“I want them all to leave with the physical experience of having done something that was scary, of having done things that the world generally says are not for them.”

Fast forward to 2009, when she got an email from someone in Bertie County, North Carolina. Dr. Chip Zullinger was an elementary school superintendent who wanted Pilloton to design and build structures for struggling schools. “This guy was a renegade. Really, I could tell. This guy is gonna get fired. He was that kind of leader that just came in to mix things up, make things better. This is who I want to be working with.” 

However, ultimately, she felt unsettled about why she was there. “It started to feel a little bit disingenuous. No one likes a design imperialist.” She proposed an idea to Dr. Zullinger. If he wanted to change things for the students, creativity and design needed to be in the classroom. He agreed, and Pilloton developed a curriculum, became certified, and was teaching the next school year.

A team of Girls Garage builders hard at work | Courtesy of Emily Pilloton
Just as the pandemic hit, everything tried to stop her class: Dr. Z was fired, an earthquake and a tornado hit the city, and they lost funding and school board support. Despite it all, they built a thriving open-air farmers market. “I’ve got 13 kids here who show up every day, work their butts off, and want to see their town get better,” she says.

This summer, Pilloton and the girls of Girls Garage completed a project they started late last year to construct a 500-square-foot chicken pavilion at Urban Tilth’s North Richmond Farm.
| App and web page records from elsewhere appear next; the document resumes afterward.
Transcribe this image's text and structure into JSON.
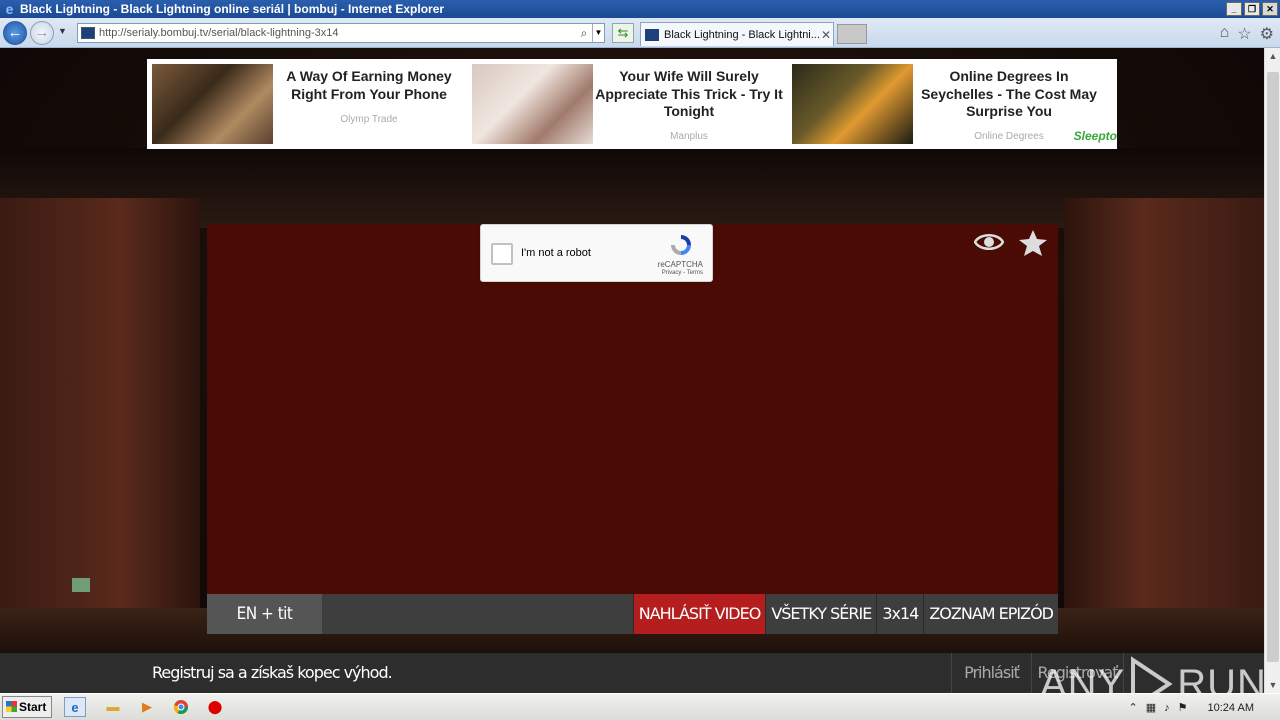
{
  "window": {
    "title": "Black Lightning - Black Lightning online seriál | bombuj - Internet Explorer",
    "controls": [
      "minimize",
      "restore",
      "close"
    ]
  },
  "browser": {
    "url": "http://serialy.bombuj.tv/serial/black-lightning-3x14",
    "tab_title": "Black Lightning - Black Lightni...",
    "icons": [
      "back-icon",
      "forward-icon",
      "search-icon",
      "refresh-icon",
      "home-icon",
      "favorites-icon",
      "settings-icon"
    ]
  },
  "ads": [
    {
      "title": "A Way Of Earning Money Right From Your Phone",
      "source": "Olymp Trade"
    },
    {
      "title": "Your Wife Will Surely Appreciate This Trick - Try It Tonight",
      "source": "Manplus"
    },
    {
      "title": "Online Degrees In Seychelles - The Cost May Surprise You",
      "source": "Online Degrees"
    }
  ],
  "sponsor_logo_text": "Sleepto",
  "captcha": {
    "label": "I'm not a robot",
    "brand": "reCAPTCHA",
    "terms": "Privacy - Terms"
  },
  "player": {
    "icons": [
      "eye-icon",
      "star-icon"
    ],
    "language": "EN + tit",
    "buttons": {
      "report": "NAHLÁSIŤ VIDEO",
      "all_series": "VŠETKY SÉRIE",
      "episode": "3x14",
      "episode_list": "ZOZNAM EPIZÓD"
    }
  },
  "bottom_bar": {
    "promo": "Registruj sa a získaš kopec výhod.",
    "login": "Prihlásiť",
    "register": "Registrovať"
  },
  "watermark": {
    "left": "ANY",
    "right": "RUN"
  },
  "taskbar": {
    "start_label": "Start",
    "clock": "10:24 AM"
  },
  "colors": {
    "player_bg": "#4a0b04",
    "report_btn": "#b51e1e",
    "control_bar": "#3e3e3e",
    "bottom_bar": "#2d2d2d"
  }
}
Most of these girls do not have a comparable program at their schools, and whether or not they go on to become builders or pursue careers in STEM, Pilloton wants them to be proud of their work.

“I want them all to leave with the physical experience of having done something that was scary, of having done things that the world generally says are not for them.”